> Exercise instructions: Every record must come back unchanged, apart from the pictures, which are dropped.

> Given data:

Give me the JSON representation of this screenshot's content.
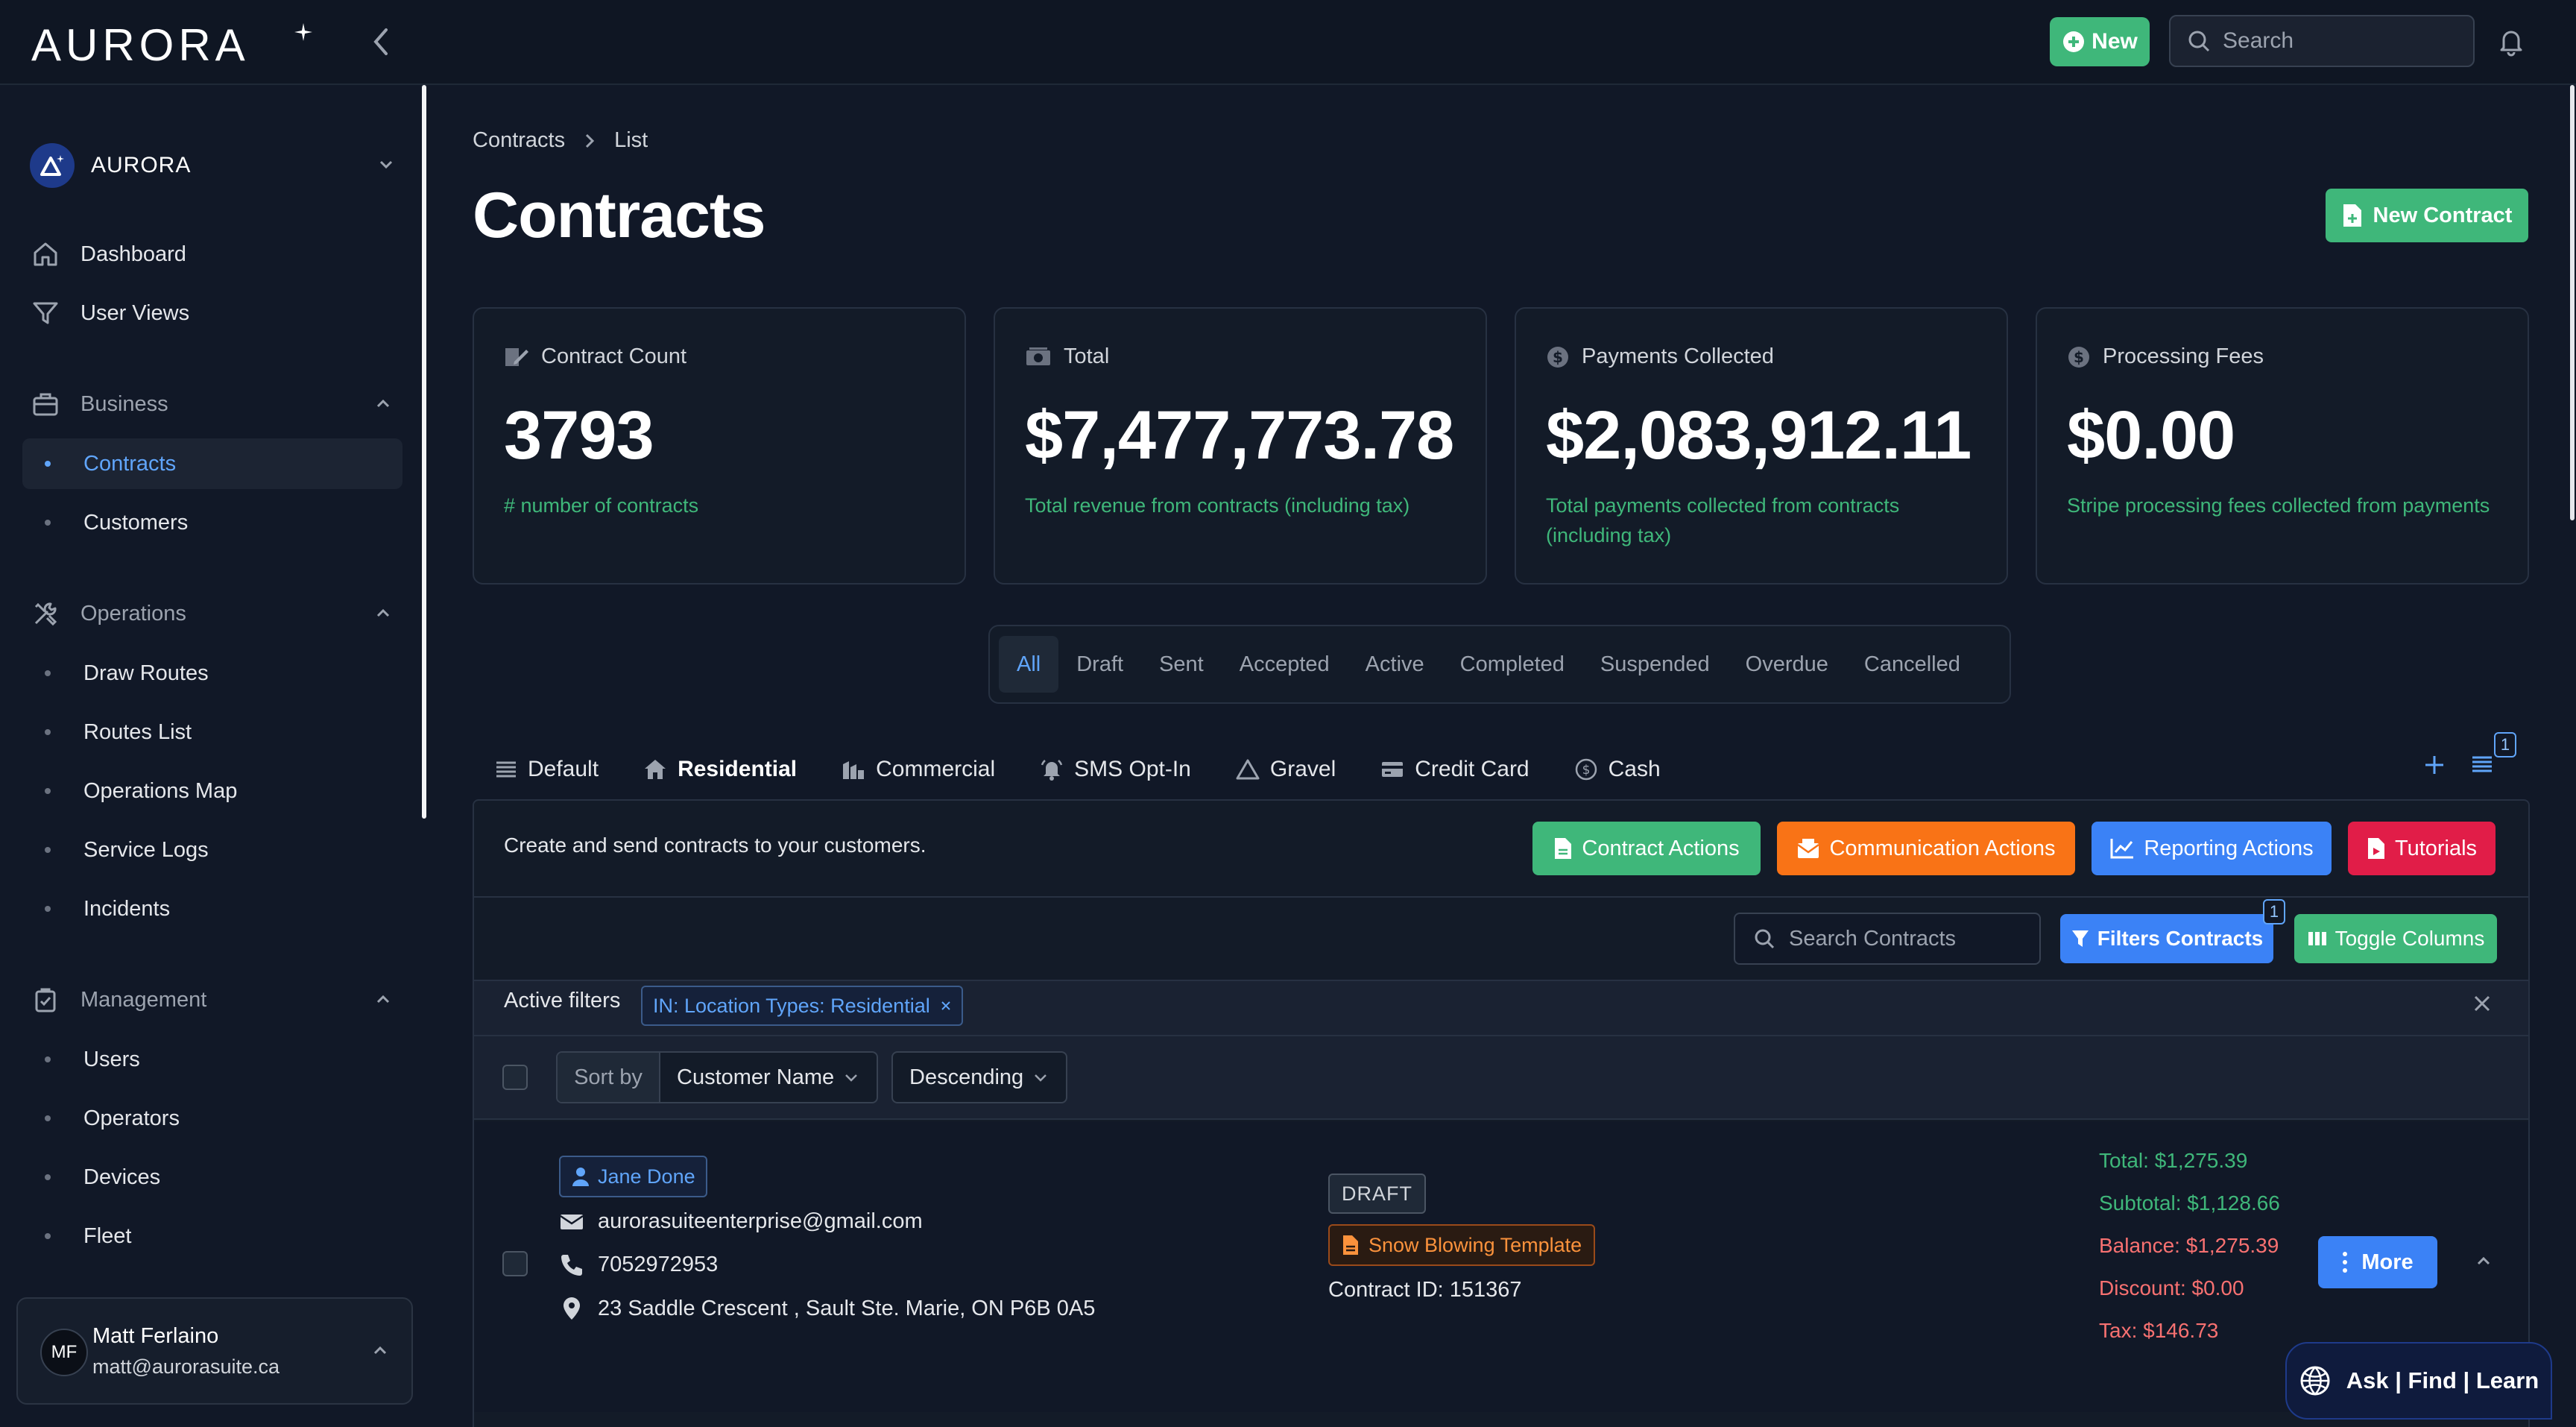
{
  "app": {
    "logo_text": "AURORA",
    "new_label": "New",
    "search_placeholder": "Search"
  },
  "sidebar": {
    "org_name": "AURORA",
    "top_items": [
      {
        "label": "Dashboard",
        "icon": "home-icon"
      },
      {
        "label": "User Views",
        "icon": "filter-icon"
      }
    ],
    "sections": [
      {
        "label": "Business",
        "icon": "briefcase-icon",
        "expanded": true,
        "items": [
          {
            "label": "Contracts",
            "active": true
          },
          {
            "label": "Customers"
          }
        ]
      },
      {
        "label": "Operations",
        "icon": "tools-icon",
        "expanded": true,
        "items": [
          {
            "label": "Draw Routes"
          },
          {
            "label": "Routes List"
          },
          {
            "label": "Operations Map"
          },
          {
            "label": "Service Logs"
          },
          {
            "label": "Incidents"
          }
        ]
      },
      {
        "label": "Management",
        "icon": "clipboard-check-icon",
        "expanded": true,
        "items": [
          {
            "label": "Users"
          },
          {
            "label": "Operators"
          },
          {
            "label": "Devices"
          },
          {
            "label": "Fleet"
          }
        ]
      }
    ],
    "user": {
      "initials": "MF",
      "name": "Matt Ferlaino",
      "email": "matt@aurorasuite.ca"
    }
  },
  "breadcrumb": [
    "Contracts",
    "List"
  ],
  "page_title": "Contracts",
  "new_contract_label": "New Contract",
  "stats": [
    {
      "label": "Contract Count",
      "icon": "contract-edit-icon",
      "value": "3793",
      "description": "# number of contracts"
    },
    {
      "label": "Total",
      "icon": "money-icon",
      "value": "$7,477,773.78",
      "description": "Total revenue from contracts (including tax)"
    },
    {
      "label": "Payments Collected",
      "icon": "dollar-circle-icon",
      "value": "$2,083,912.11",
      "description": "Total payments collected from contracts (including tax)"
    },
    {
      "label": "Processing Fees",
      "icon": "dollar-circle-icon",
      "value": "$0.00",
      "description": "Stripe processing fees collected from payments"
    }
  ],
  "status_tabs": [
    {
      "label": "All",
      "active": true
    },
    {
      "label": "Draft"
    },
    {
      "label": "Sent"
    },
    {
      "label": "Accepted"
    },
    {
      "label": "Active"
    },
    {
      "label": "Completed"
    },
    {
      "label": "Suspended"
    },
    {
      "label": "Overdue"
    },
    {
      "label": "Cancelled"
    }
  ],
  "view_tabs": [
    {
      "label": "Default",
      "icon": "list-icon"
    },
    {
      "label": "Residential",
      "icon": "house-icon",
      "active": true
    },
    {
      "label": "Commercial",
      "icon": "building-icon"
    },
    {
      "label": "SMS Opt-In",
      "icon": "bell-ring-icon"
    },
    {
      "label": "Gravel",
      "icon": "triangle-warning-icon"
    },
    {
      "label": "Credit Card",
      "icon": "credit-card-icon"
    },
    {
      "label": "Cash",
      "icon": "coin-icon"
    }
  ],
  "views_badge": "1",
  "panel": {
    "description": "Create and send contracts to your customers.",
    "actions": [
      {
        "label": "Contract Actions",
        "color": "#3fb77a",
        "icon": "document-icon"
      },
      {
        "label": "Communication Actions",
        "color": "#f97316",
        "icon": "envelope-icon"
      },
      {
        "label": "Reporting Actions",
        "color": "#3b82f6",
        "icon": "chart-line-icon"
      },
      {
        "label": "Tutorials",
        "color": "#e11d48",
        "icon": "video-file-icon"
      }
    ],
    "search_placeholder": "Search Contracts",
    "filters_label": "Filters Contracts",
    "filters_badge": "1",
    "toggle_columns_label": "Toggle Columns",
    "active_filters_label": "Active filters",
    "active_filter_chip": "IN: Location Types: Residential",
    "sort_by_label": "Sort by",
    "sort_field": "Customer Name",
    "sort_order": "Descending"
  },
  "contract_row": {
    "customer_name": "Jane Done",
    "email": "aurorasuiteenterprise@gmail.com",
    "phone": "7052972953",
    "address": "23 Saddle Crescent , Sault Ste. Marie, ON P6B 0A5",
    "status": "DRAFT",
    "template": "Snow Blowing Template",
    "contract_id": "Contract ID: 151367",
    "total": "Total: $1,275.39",
    "subtotal": "Subtotal: $1,128.66",
    "balance": "Balance: $1,275.39",
    "discount": "Discount: $0.00",
    "tax": "Tax: $146.73",
    "more_label": "More"
  },
  "ask_label": "Ask | Find | Learn"
}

> Solved exercise:
Give me the JSON representation of this screenshot's content.
{
  "app": {
    "logo_text": "AURORA",
    "new_label": "New",
    "search_placeholder": "Search"
  },
  "sidebar": {
    "org_name": "AURORA",
    "top_items": [
      {
        "label": "Dashboard",
        "icon": "home-icon"
      },
      {
        "label": "User Views",
        "icon": "filter-icon"
      }
    ],
    "sections": [
      {
        "label": "Business",
        "icon": "briefcase-icon",
        "expanded": true,
        "items": [
          {
            "label": "Contracts",
            "active": true
          },
          {
            "label": "Customers"
          }
        ]
      },
      {
        "label": "Operations",
        "icon": "tools-icon",
        "expanded": true,
        "items": [
          {
            "label": "Draw Routes"
          },
          {
            "label": "Routes List"
          },
          {
            "label": "Operations Map"
          },
          {
            "label": "Service Logs"
          },
          {
            "label": "Incidents"
          }
        ]
      },
      {
        "label": "Management",
        "icon": "clipboard-check-icon",
        "expanded": true,
        "items": [
          {
            "label": "Users"
          },
          {
            "label": "Operators"
          },
          {
            "label": "Devices"
          },
          {
            "label": "Fleet"
          }
        ]
      }
    ],
    "user": {
      "initials": "MF",
      "name": "Matt Ferlaino",
      "email": "matt@aurorasuite.ca"
    }
  },
  "breadcrumb": [
    "Contracts",
    "List"
  ],
  "page_title": "Contracts",
  "new_contract_label": "New Contract",
  "stats": [
    {
      "label": "Contract Count",
      "icon": "contract-edit-icon",
      "value": "3793",
      "description": "# number of contracts"
    },
    {
      "label": "Total",
      "icon": "money-icon",
      "value": "$7,477,773.78",
      "description": "Total revenue from contracts (including tax)"
    },
    {
      "label": "Payments Collected",
      "icon": "dollar-circle-icon",
      "value": "$2,083,912.11",
      "description": "Total payments collected from contracts (including tax)"
    },
    {
      "label": "Processing Fees",
      "icon": "dollar-circle-icon",
      "value": "$0.00",
      "description": "Stripe processing fees collected from payments"
    }
  ],
  "status_tabs": [
    {
      "label": "All",
      "active": true
    },
    {
      "label": "Draft"
    },
    {
      "label": "Sent"
    },
    {
      "label": "Accepted"
    },
    {
      "label": "Active"
    },
    {
      "label": "Completed"
    },
    {
      "label": "Suspended"
    },
    {
      "label": "Overdue"
    },
    {
      "label": "Cancelled"
    }
  ],
  "view_tabs": [
    {
      "label": "Default",
      "icon": "list-icon"
    },
    {
      "label": "Residential",
      "icon": "house-icon",
      "active": true
    },
    {
      "label": "Commercial",
      "icon": "building-icon"
    },
    {
      "label": "SMS Opt-In",
      "icon": "bell-ring-icon"
    },
    {
      "label": "Gravel",
      "icon": "triangle-warning-icon"
    },
    {
      "label": "Credit Card",
      "icon": "credit-card-icon"
    },
    {
      "label": "Cash",
      "icon": "coin-icon"
    }
  ],
  "views_badge": "1",
  "panel": {
    "description": "Create and send contracts to your customers.",
    "actions": [
      {
        "label": "Contract Actions",
        "color": "#3fb77a",
        "icon": "document-icon"
      },
      {
        "label": "Communication Actions",
        "color": "#f97316",
        "icon": "envelope-icon"
      },
      {
        "label": "Reporting Actions",
        "color": "#3b82f6",
        "icon": "chart-line-icon"
      },
      {
        "label": "Tutorials",
        "color": "#e11d48",
        "icon": "video-file-icon"
      }
    ],
    "search_placeholder": "Search Contracts",
    "filters_label": "Filters Contracts",
    "filters_badge": "1",
    "toggle_columns_label": "Toggle Columns",
    "active_filters_label": "Active filters",
    "active_filter_chip": "IN: Location Types: Residential",
    "sort_by_label": "Sort by",
    "sort_field": "Customer Name",
    "sort_order": "Descending"
  },
  "contract_row": {
    "customer_name": "Jane Done",
    "email": "aurorasuiteenterprise@gmail.com",
    "phone": "7052972953",
    "address": "23 Saddle Crescent , Sault Ste. Marie, ON P6B 0A5",
    "status": "DRAFT",
    "template": "Snow Blowing Template",
    "contract_id": "Contract ID: 151367",
    "total": "Total: $1,275.39",
    "subtotal": "Subtotal: $1,128.66",
    "balance": "Balance: $1,275.39",
    "discount": "Discount: $0.00",
    "tax": "Tax: $146.73",
    "more_label": "More"
  },
  "ask_label": "Ask | Find | Learn"
}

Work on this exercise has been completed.